Another round of tariffs on Chinese goods could leave skilled nursing providers scrambling to afford or replace gloves and other heavily used healthcare supplies.

Among the latest proposed items for increased import fees are medical gloves, surgical drapes and even cotton pillow shells. The American Health Care Association has asked specifically for the Trump administration to remove wet wipes; drapes; vinyl exam and surgeon gloves; nitrile exam and surgeon gloves; and underpads/incontinence drapes from the latest proposed list.

“Although these products are relatively inexpensive compared to other costs in the health care system, they are used in very large volumes,” AHCA President and CEO Mark Parkinson wrote to U.S. Trade Representative Robert E. Lighthizer. “Thus, even a small tariff when multiplied by the literally tens of millions of each of these individual products consumed in any single month results in a very large cost increase.”

In seeking the exemptions in a letter dated June 12, Parkinson noted that gloves and underpads account for approximately 50% of total spending on medical devices at the average skilled nursing facility.

In May, Trump raised tariffs on Chinese imports under List 3 of Section 301 of the Trade Expansion Act of 1962 from 10% to 25%. But the administration removed some critical healthcare products, noting that they are regulated by the Food and Drug Administration.

The new tariffs would apply to List 4, which includes more than 3,800 categories covering most textiles, footwear, apparel like compression socks and even small electric filaments needed for surgical instruments. It excludes “critical minerals,” pharmaceuticals and select medical goods, according to international trade law firm Sandler, Travis & Rosenberg.
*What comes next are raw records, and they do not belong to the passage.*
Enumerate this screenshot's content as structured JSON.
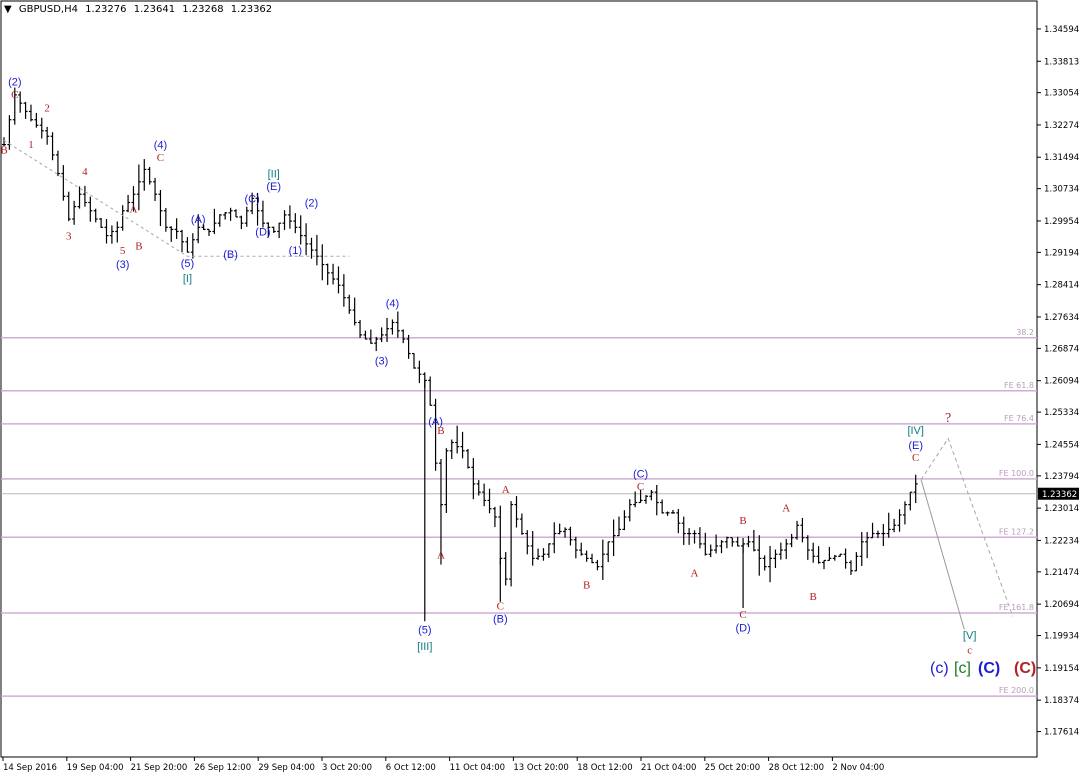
{
  "header": {
    "symbol": "GBPUSD,H4",
    "open": "1.23276",
    "high": "1.23641",
    "low": "1.23268",
    "close": "1.23362",
    "menu_icon": "triangle-down-icon"
  },
  "colors": {
    "candle": "#000000",
    "level": "#cfaed3",
    "level_text": "#b79cbb",
    "blue": "#1c1cd6",
    "red": "#b22222",
    "teal": "#0e7b80",
    "green": "#1f7a1f",
    "dashed": "#a8a8a8"
  },
  "chart_data": {
    "type": "bar",
    "title": "GBPUSD,H4",
    "ylim": [
      1.17,
      1.351
    ],
    "y_ticks": [
      "1.34594",
      "1.33813",
      "1.33054",
      "1.32274",
      "1.31494",
      "1.30734",
      "1.29954",
      "1.29194",
      "1.28414",
      "1.27634",
      "1.26874",
      "1.26094",
      "1.25334",
      "1.24554",
      "1.23794",
      "1.23014",
      "1.22234",
      "1.21474",
      "1.20694",
      "1.19934",
      "1.19154",
      "1.18374",
      "1.17614"
    ],
    "x_labels": [
      "14 Sep 2016",
      "19 Sep 04:00",
      "21 Sep 20:00",
      "26 Sep 12:00",
      "29 Sep 04:00",
      "3 Oct 20:00",
      "6 Oct 12:00",
      "11 Oct 04:00",
      "13 Oct 20:00",
      "18 Oct 12:00",
      "21 Oct 04:00",
      "25 Oct 20:00",
      "28 Oct 12:00",
      "2 Nov 04:00"
    ],
    "current_price": "1.23362",
    "levels": [
      {
        "label": "38.2",
        "price": 1.2713
      },
      {
        "label": "FE 61.8",
        "price": 1.2585
      },
      {
        "label": "FE 76.4",
        "price": 1.2505
      },
      {
        "label": "FE 100.0",
        "price": 1.2372
      },
      {
        "label": "FE 127.2",
        "price": 1.2231
      },
      {
        "label": "FE 161.8",
        "price": 1.2048
      },
      {
        "label": "FE 200.0",
        "price": 1.1847
      }
    ],
    "price_path": [
      [
        0,
        1.318
      ],
      [
        2,
        1.33
      ],
      [
        5,
        1.324
      ],
      [
        8,
        1.32
      ],
      [
        10,
        1.311
      ],
      [
        12,
        1.3
      ],
      [
        14,
        1.306
      ],
      [
        16,
        1.302
      ],
      [
        19,
        1.296
      ],
      [
        21,
        1.298
      ],
      [
        22,
        1.302
      ],
      [
        24,
        1.306
      ],
      [
        26,
        1.312
      ],
      [
        28,
        1.306
      ],
      [
        30,
        1.298
      ],
      [
        32,
        1.297
      ],
      [
        34,
        1.292
      ],
      [
        36,
        1.298
      ],
      [
        38,
        1.297
      ],
      [
        40,
        1.301
      ],
      [
        42,
        1.302
      ],
      [
        44,
        1.299
      ],
      [
        46,
        1.305
      ],
      [
        48,
        1.299
      ],
      [
        50,
        1.297
      ],
      [
        52,
        1.301
      ],
      [
        54,
        1.298
      ],
      [
        56,
        1.294
      ],
      [
        58,
        1.291
      ],
      [
        60,
        1.287
      ],
      [
        62,
        1.284
      ],
      [
        64,
        1.278
      ],
      [
        66,
        1.272
      ],
      [
        68,
        1.27
      ],
      [
        70,
        1.272
      ],
      [
        72,
        1.275
      ],
      [
        74,
        1.271
      ],
      [
        76,
        1.264
      ],
      [
        78,
        1.261
      ],
      [
        79,
        1.255
      ],
      [
        80,
        1.241
      ],
      [
        81,
        1.231
      ],
      [
        82,
        1.244
      ],
      [
        83,
        1.246
      ],
      [
        85,
        1.244
      ],
      [
        87,
        1.236
      ],
      [
        89,
        1.232
      ],
      [
        91,
        1.228
      ],
      [
        92,
        1.218
      ],
      [
        93,
        1.213
      ],
      [
        94,
        1.231
      ],
      [
        96,
        1.224
      ],
      [
        98,
        1.218
      ],
      [
        100,
        1.219
      ],
      [
        102,
        1.224
      ],
      [
        104,
        1.225
      ],
      [
        106,
        1.22
      ],
      [
        108,
        1.218
      ],
      [
        110,
        1.216
      ],
      [
        112,
        1.222
      ],
      [
        114,
        1.225
      ],
      [
        116,
        1.231
      ],
      [
        118,
        1.232
      ],
      [
        120,
        1.234
      ],
      [
        122,
        1.229
      ],
      [
        124,
        1.229
      ],
      [
        126,
        1.224
      ],
      [
        128,
        1.224
      ],
      [
        130,
        1.219
      ],
      [
        132,
        1.221
      ],
      [
        134,
        1.223
      ],
      [
        136,
        1.221
      ],
      [
        138,
        1.222
      ],
      [
        140,
        1.218
      ],
      [
        141,
        1.216
      ],
      [
        142,
        1.218
      ],
      [
        144,
        1.22
      ],
      [
        146,
        1.223
      ],
      [
        147,
        1.226
      ],
      [
        149,
        1.22
      ],
      [
        151,
        1.217
      ],
      [
        153,
        1.218
      ],
      [
        155,
        1.219
      ],
      [
        157,
        1.215
      ],
      [
        159,
        1.222
      ],
      [
        161,
        1.224
      ],
      [
        163,
        1.224
      ],
      [
        165,
        1.226
      ],
      [
        167,
        1.231
      ],
      [
        168,
        1.234
      ],
      [
        169,
        1.236
      ]
    ],
    "wave_labels": [
      {
        "text": "(2)",
        "color": "blue",
        "price": 1.3323,
        "bar": 2
      },
      {
        "text": "C",
        "color": "red",
        "price": 1.3292,
        "bar": 2
      },
      {
        "text": "2",
        "color": "red",
        "price": 1.326,
        "bar": 8
      },
      {
        "text": "B",
        "color": "red",
        "price": 1.3158,
        "bar": 0
      },
      {
        "text": "1",
        "color": "red",
        "price": 1.3172,
        "bar": 5
      },
      {
        "text": "4",
        "color": "red",
        "price": 1.3106,
        "bar": 15
      },
      {
        "text": "3",
        "color": "red",
        "price": 1.295,
        "bar": 12
      },
      {
        "text": "(4)",
        "color": "blue",
        "price": 1.317,
        "bar": 29
      },
      {
        "text": "C",
        "color": "red",
        "price": 1.314,
        "bar": 29
      },
      {
        "text": "A",
        "color": "red",
        "price": 1.3016,
        "bar": 24
      },
      {
        "text": "B",
        "color": "red",
        "price": 1.2927,
        "bar": 25
      },
      {
        "text": "5",
        "color": "red",
        "price": 1.2915,
        "bar": 22
      },
      {
        "text": "(3)",
        "color": "blue",
        "price": 1.2882,
        "bar": 22
      },
      {
        "text": "(A)",
        "color": "blue",
        "price": 1.299,
        "bar": 36
      },
      {
        "text": "(5)",
        "color": "blue",
        "price": 1.2884,
        "bar": 34
      },
      {
        "text": "[I]",
        "color": "teal",
        "price": 1.2848,
        "bar": 34
      },
      {
        "text": "(B)",
        "color": "blue",
        "price": 1.2906,
        "bar": 42
      },
      {
        "text": "(C)",
        "color": "blue",
        "price": 1.304,
        "bar": 46
      },
      {
        "text": "[II]",
        "color": "teal",
        "price": 1.31,
        "bar": 50
      },
      {
        "text": "(E)",
        "color": "blue",
        "price": 1.307,
        "bar": 50
      },
      {
        "text": "(D)",
        "color": "blue",
        "price": 1.296,
        "bar": 48
      },
      {
        "text": "(1)",
        "color": "blue",
        "price": 1.2915,
        "bar": 54
      },
      {
        "text": "(2)",
        "color": "blue",
        "price": 1.303,
        "bar": 57
      },
      {
        "text": "(4)",
        "color": "blue",
        "price": 1.2788,
        "bar": 72
      },
      {
        "text": "(3)",
        "color": "blue",
        "price": 1.2648,
        "bar": 70
      },
      {
        "text": "(A)",
        "color": "blue",
        "price": 1.2502,
        "bar": 80
      },
      {
        "text": "B",
        "color": "red",
        "price": 1.248,
        "bar": 81
      },
      {
        "text": "A",
        "color": "red",
        "price": 1.218,
        "bar": 81
      },
      {
        "text": "(5)",
        "color": "blue",
        "price": 1.1999,
        "bar": 78
      },
      {
        "text": "[III]",
        "color": "teal",
        "price": 1.1958,
        "bar": 78
      },
      {
        "text": "A",
        "color": "red",
        "price": 1.2338,
        "bar": 93
      },
      {
        "text": "C",
        "color": "red",
        "price": 1.2057,
        "bar": 92
      },
      {
        "text": "(B)",
        "color": "blue",
        "price": 1.2025,
        "bar": 92
      },
      {
        "text": "B",
        "color": "red",
        "price": 1.2107,
        "bar": 108
      },
      {
        "text": "(C)",
        "color": "blue",
        "price": 1.2375,
        "bar": 118
      },
      {
        "text": "C",
        "color": "red",
        "price": 1.2345,
        "bar": 118
      },
      {
        "text": "A",
        "color": "red",
        "price": 1.2136,
        "bar": 128
      },
      {
        "text": "B",
        "color": "red",
        "price": 1.2263,
        "bar": 137
      },
      {
        "text": "C",
        "color": "red",
        "price": 1.2036,
        "bar": 137
      },
      {
        "text": "(D)",
        "color": "blue",
        "price": 1.2003,
        "bar": 137
      },
      {
        "text": "A",
        "color": "red",
        "price": 1.2293,
        "bar": 145
      },
      {
        "text": "B",
        "color": "red",
        "price": 1.208,
        "bar": 150
      },
      {
        "text": "[IV]",
        "color": "teal",
        "price": 1.248,
        "bar": 169
      },
      {
        "text": "(E)",
        "color": "blue",
        "price": 1.2444,
        "bar": 169
      },
      {
        "text": "C",
        "color": "red",
        "price": 1.2415,
        "bar": 169
      },
      {
        "text": "?",
        "color": "red",
        "price": 1.251,
        "bar": 175
      },
      {
        "text": "[V]",
        "color": "teal",
        "price": 1.1985,
        "bar": 179
      },
      {
        "text": "c",
        "color": "red",
        "price": 1.195,
        "bar": 179
      }
    ],
    "projection_solid": [
      [
        170,
        1.237
      ],
      [
        178,
        1.2008
      ]
    ],
    "projection_dashed": [
      [
        170,
        1.237
      ],
      [
        175,
        1.247
      ],
      [
        187,
        1.204
      ]
    ],
    "guide_dashed": [
      [
        0,
        1.319
      ],
      [
        34,
        1.291
      ],
      [
        64,
        1.291
      ]
    ],
    "legend_labels": [
      {
        "text": "(c)",
        "color": "blue",
        "weight": "normal"
      },
      {
        "text": "[c]",
        "color": "green",
        "weight": "normal"
      },
      {
        "text": "(C)",
        "color": "blue",
        "weight": "bold"
      },
      {
        "text": "(C)",
        "color": "red",
        "weight": "bold"
      }
    ]
  }
}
Companies were given until Monday (June 17) to request groups of products be excluded from tariffs.

In AHCA’s submission, Parkinson argued that the imposition of even a low tariff on wipes, drapes and gloves “will result in a substantial increase in patient costs and translate to higher healthcare costs for the broader US economy.”

“These products serve a vital role in providing safe, efficient care to our residents and are subject to strict FDA requirements and regulations — including a two-year review period,” he added in a statement Tuesday. “As a result, most long-term care facilities do not have the ability to readily switch from their current FDA approved products to alternative, non-Chinese suppliers.”

The latest tariffs could go into effect any time after June 24.